> _ASSIGNMENT_:
Please repeat the data below exactly, with the pictures removed.

App and web page records
┏━━
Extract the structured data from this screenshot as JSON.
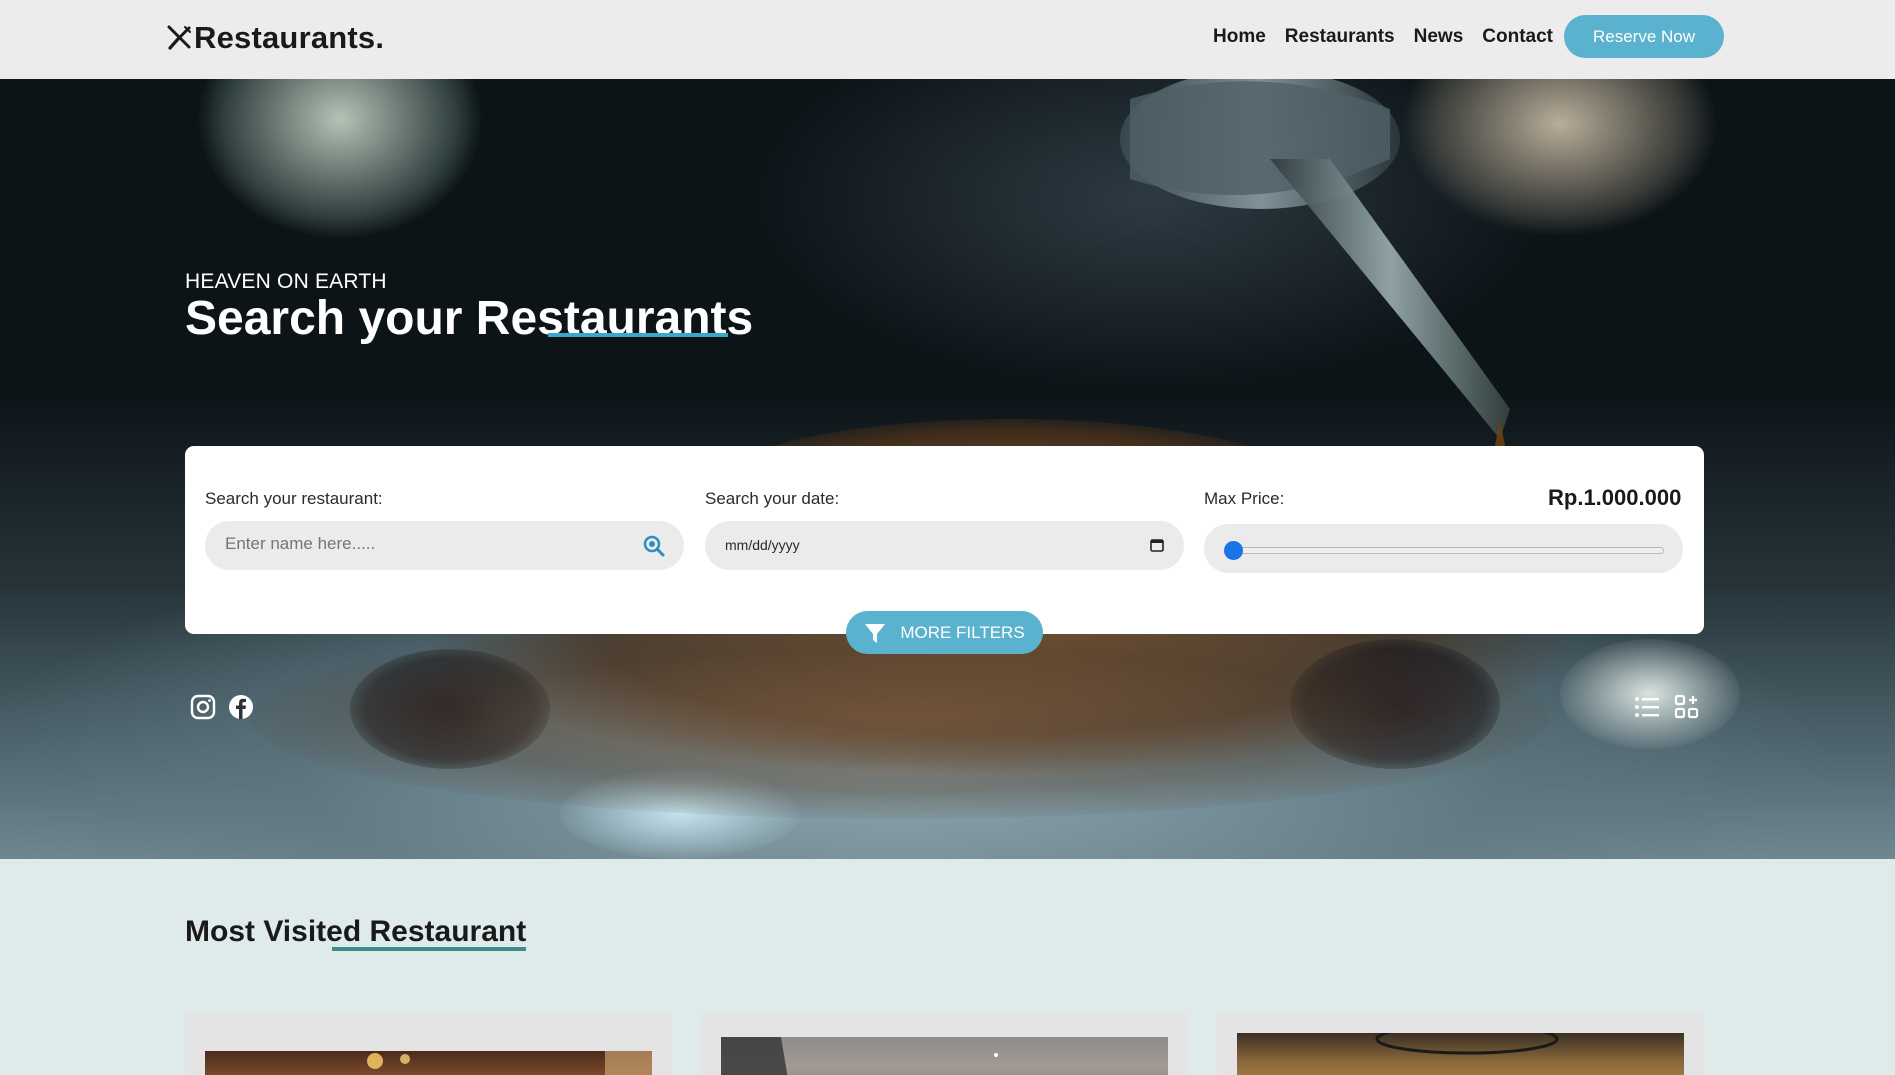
{
  "header": {
    "logo_text": "Restaurants.",
    "nav": [
      "Home",
      "Restaurants",
      "News",
      "Contact"
    ],
    "reserve_label": "Reserve Now"
  },
  "hero": {
    "eyebrow": "HEAVEN ON EARTH",
    "title": "Search your Restaurants"
  },
  "search": {
    "restaurant_label": "Search your restaurant:",
    "restaurant_placeholder": "Enter name here.....",
    "date_label": "Search your date:",
    "date_placeholder": "mm/dd/yyyy",
    "price_label": "Max Price:",
    "price_value": "Rp.1.000.000",
    "price_slider_fraction": 0,
    "more_filters_label": "MORE FILTERS"
  },
  "social": {
    "icons": [
      "instagram-icon",
      "facebook-icon"
    ]
  },
  "view_toggle": {
    "icons": [
      "list-view-icon",
      "grid-view-icon"
    ]
  },
  "most_visited": {
    "title": "Most Visited Restaurant"
  },
  "colors": {
    "accent": "#5ab2cf",
    "underline_hero": "#3aa8c9",
    "underline_section": "#3f8d8e",
    "slider": "#1a73e8"
  }
}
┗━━
> _WRITTEN ANSWER_:
Extract the structured data from this screenshot as JSON.
{
  "header": {
    "logo_text": "Restaurants.",
    "nav": [
      "Home",
      "Restaurants",
      "News",
      "Contact"
    ],
    "reserve_label": "Reserve Now"
  },
  "hero": {
    "eyebrow": "HEAVEN ON EARTH",
    "title": "Search your Restaurants"
  },
  "search": {
    "restaurant_label": "Search your restaurant:",
    "restaurant_placeholder": "Enter name here.....",
    "date_label": "Search your date:",
    "date_placeholder": "mm/dd/yyyy",
    "price_label": "Max Price:",
    "price_value": "Rp.1.000.000",
    "price_slider_fraction": 0,
    "more_filters_label": "MORE FILTERS"
  },
  "social": {
    "icons": [
      "instagram-icon",
      "facebook-icon"
    ]
  },
  "view_toggle": {
    "icons": [
      "list-view-icon",
      "grid-view-icon"
    ]
  },
  "most_visited": {
    "title": "Most Visited Restaurant"
  },
  "colors": {
    "accent": "#5ab2cf",
    "underline_hero": "#3aa8c9",
    "underline_section": "#3f8d8e",
    "slider": "#1a73e8"
  }
}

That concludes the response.